The pine marten (Martes martes) is a medium-sized carnivore from the weasel family (Mustelidae); It is somewhat smaller than a house cat, normally weighing around one kilogram, with a slim, flexible body, strong springy limbs and long tail. It is generally brownish – anywhere from chocolate to tan – with a large contrasting yellowish patch on its neck. In winter, it grows thick, soft fur, which is why it has been among the most important furbearing species for centuries. It has an extensive range, stretching from Western Europe, including some of the British Isles, to the east across the Urals, reaching the Siberian rivers Irtysh and upper Ob; beyond that, it is replaced by its close relative, the sable (Martes zibellina), which occupies a very similar ecological niche. It is critically endangered in England and Wales, but is generally treated as Least Concern by IUCN. The pine marten is a fast and tenacious predator, targeting a variety of animals, from frogs, rodents and shrews to large birds, such as the capercaillie (Tetrao urogallus) – a strong, turkey-sized grouse. It also eats fruits, nuts, insects – and it is a notorious nest robber.

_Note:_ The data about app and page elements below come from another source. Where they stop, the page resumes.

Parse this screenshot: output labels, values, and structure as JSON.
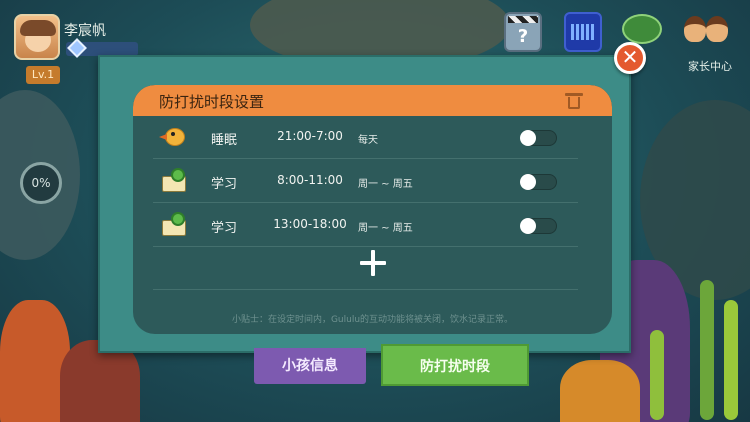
{
  "profile": {
    "name": "李宸帆",
    "level": "Lv.1",
    "progress": "0%"
  },
  "top_icons": {
    "clapper": "?",
    "parents_label": "家长中心"
  },
  "modal": {
    "title": "防打扰时段设置",
    "close_glyph": "✕",
    "rows": [
      {
        "icon": "bird-icon",
        "name": "睡眠",
        "time": "21:00-7:00",
        "days": "每天",
        "enabled": false
      },
      {
        "icon": "book-clock-icon",
        "name": "学习",
        "time": "8:00-11:00",
        "days": "周一 ~ 周五",
        "enabled": false
      },
      {
        "icon": "book-clock-icon",
        "name": "学习",
        "time": "13:00-18:00",
        "days": "周一 ~ 周五",
        "enabled": false
      }
    ],
    "tip": "小贴士：在设定时间内，Gululu的互动功能将被关闭，饮水记录正常。"
  },
  "tabs": {
    "child_info": "小孩信息",
    "do_not_disturb": "防打扰时段"
  },
  "colors": {
    "header_orange": "#ef8c40",
    "panel_teal": "#2d5a5a",
    "frame_teal": "#3d8c87",
    "tab_purple": "#7d5ab0",
    "tab_green": "#6abb4a",
    "close_red": "#e45a2f"
  }
}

The pine marten has likely co-evolved with its main prey, the red squirrel (Sciurus vulgaris) – its excellent vestibular apparatus, semi-retractable claws, and long, bushy tail with longer guard hair than in any other marten are adaptations to fast-paced arboreal hunts. However, in one part of its range, it has become the savior of the squiggly reds. In Scotland, the red squirrel was pushed away from its original habitats by the larger, more aggressive grey squirrels (Sciurus carolinensis) – an introduced North American species. The tables turned when the pine marten, previously nearly eradicated by local gamekeepers for the sake of grouse hunters, made a comeback to its former range after the species was granted full protection in 1988. Since red squirrels are generally on a par with their nemesis in terms of tree top acrobatics, martens opted for easier prey and feast on the heavier, slower greys, clearing out the living space for the reds.

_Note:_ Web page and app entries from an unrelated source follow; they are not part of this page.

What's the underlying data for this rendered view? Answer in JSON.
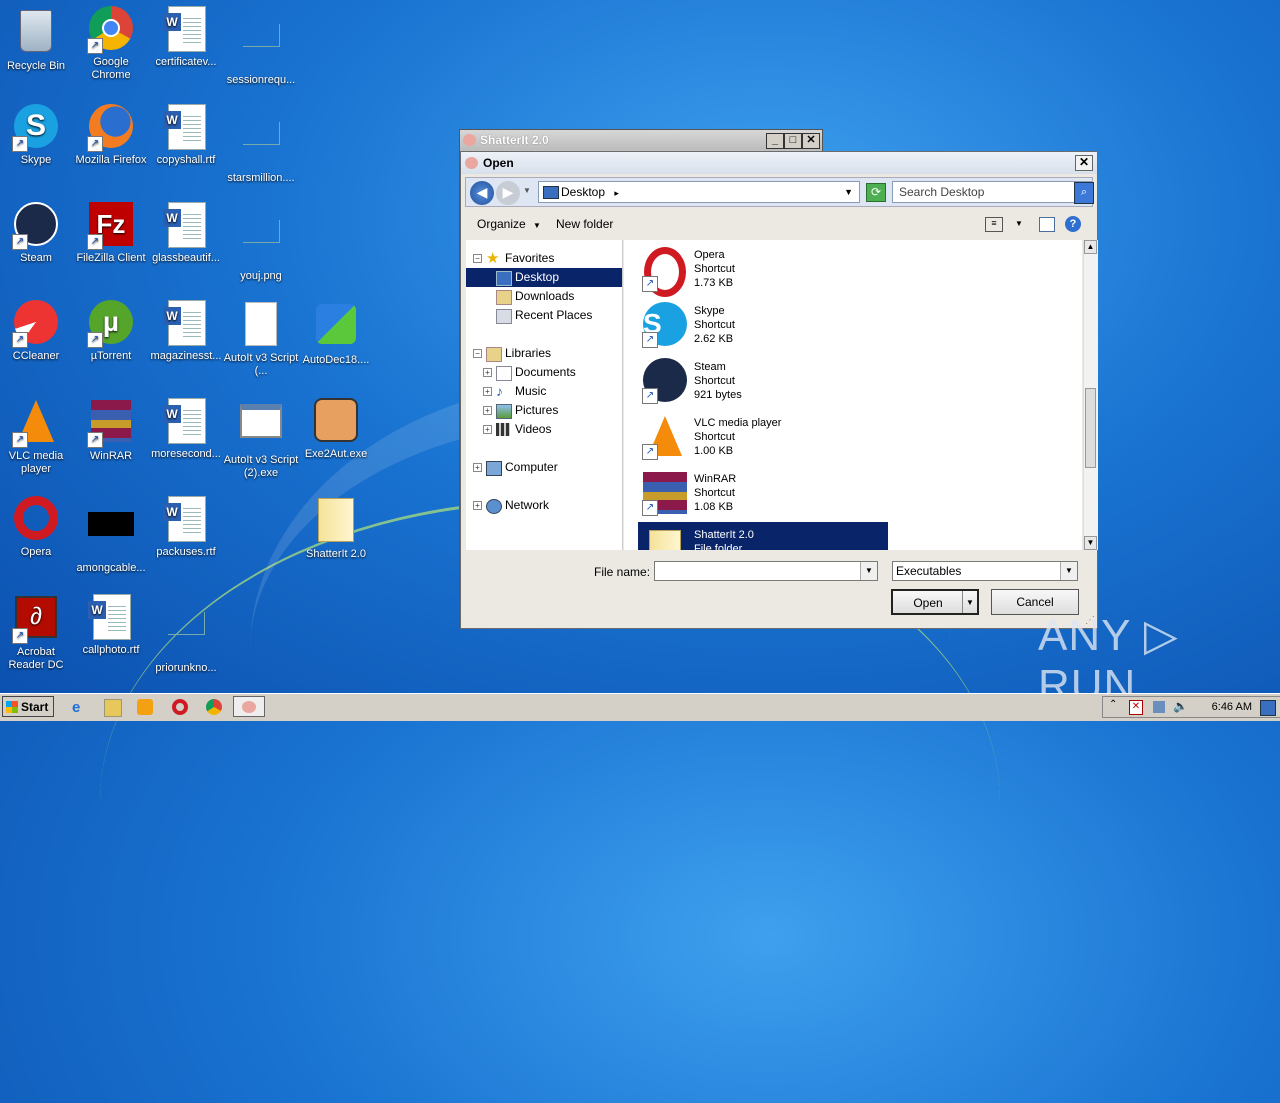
{
  "desktop": {
    "icons": [
      {
        "label": "Recycle Bin"
      },
      {
        "label": "Google Chrome"
      },
      {
        "label": "certificatev..."
      },
      {
        "label": "sessionrequ..."
      },
      {
        "label": "Skype"
      },
      {
        "label": "Mozilla Firefox"
      },
      {
        "label": "copyshall.rtf"
      },
      {
        "label": "starsmillion...."
      },
      {
        "label": "Steam"
      },
      {
        "label": "FileZilla Client"
      },
      {
        "label": "glassbeautif..."
      },
      {
        "label": "youj.png"
      },
      {
        "label": "CCleaner"
      },
      {
        "label": "µTorrent"
      },
      {
        "label": "magazinesst..."
      },
      {
        "label": "AutoIt v3 Script (..."
      },
      {
        "label": "AutoDec18...."
      },
      {
        "label": "VLC media player"
      },
      {
        "label": "WinRAR"
      },
      {
        "label": "moresecond..."
      },
      {
        "label": "AutoIt v3 Script (2).exe"
      },
      {
        "label": "Exe2Aut.exe"
      },
      {
        "label": "Opera"
      },
      {
        "label": "amongcable..."
      },
      {
        "label": "packuses.rtf"
      },
      {
        "label": "ShatterIt 2.0"
      },
      {
        "label": "Acrobat Reader DC"
      },
      {
        "label": "callphoto.rtf"
      },
      {
        "label": "priorunkno..."
      }
    ]
  },
  "shatter_window": {
    "title": "ShatterIt 2.0",
    "min": "_",
    "max": "□",
    "close": "✕"
  },
  "dialog": {
    "title": "Open",
    "close": "✕",
    "address": "Desktop",
    "address_arrow": "▸",
    "search_placeholder": "Search Desktop",
    "toolbar": {
      "organize": "Organize",
      "new_folder": "New folder"
    },
    "nav": {
      "favorites": "Favorites",
      "desktop": "Desktop",
      "downloads": "Downloads",
      "recent": "Recent Places",
      "libraries": "Libraries",
      "documents": "Documents",
      "music": "Music",
      "pictures": "Pictures",
      "videos": "Videos",
      "computer": "Computer",
      "network": "Network"
    },
    "files": [
      {
        "name": "Opera",
        "type": "Shortcut",
        "size": "1.73 KB"
      },
      {
        "name": "Skype",
        "type": "Shortcut",
        "size": "2.62 KB"
      },
      {
        "name": "Steam",
        "type": "Shortcut",
        "size": "921 bytes"
      },
      {
        "name": "VLC media player",
        "type": "Shortcut",
        "size": "1.00 KB"
      },
      {
        "name": "WinRAR",
        "type": "Shortcut",
        "size": "1.08 KB"
      },
      {
        "name": "ShatterIt 2.0",
        "type": "File folder",
        "size": ""
      }
    ],
    "file_name_label": "File name:",
    "file_name_value": "",
    "file_type": "Executables",
    "open_label": "Open",
    "cancel_label": "Cancel"
  },
  "taskbar": {
    "start": "Start",
    "clock": "6:46 AM"
  },
  "watermark": "ANY ▷ RUN"
}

We present the chromosome-length assembly for yet another – but not the final – species in the genus Martes. All C-scaffolds (Lewin et al. 2019) of the pine marten were assigned to the corresponding chromosomes via a Zoo-FISH experiment with the stone marten chromosomes used as probes. Both the stone and pine marten have the same diploid number of chromosomes (2n=38) with no detected translocations, so we arranged the pine marten chromosomes in the same order as in the stone marten karyotype. Among other types of rearrangements only several inversions were found (Fig. 1).
We thank Dr. Rogell Powell (North Carolina State University) for funding 10x Genomics linked-read sequencing for the draft assembly and Dr. Klaus Koepfli for organizing this sequencing and bringing all of the collaborators together. Also we thank Sergei Pisarev, Pavel Reznichenko and Ksenia Koniaeva from the zoo “Lesnaya skazka” (eng. “Forest tale”) in Barnaul, Russia, who provided samples for a cell line. These cells were used for both DNA extraction for linked read sequencing and for HiC experiments. DNA extraction and Zoo-FISH experiments were performed by Natalia Serdyukova and Dr. Violetta Beklemisheva. The initial assembly was performed by Sergei Kliver. Hi-C experiments and scaffolding to chromosomes were done by Polina Perelman, Ruqayya Khan, David Weisz and Olga Dudchenko. The genome annotation and a paper describing this research is in progress.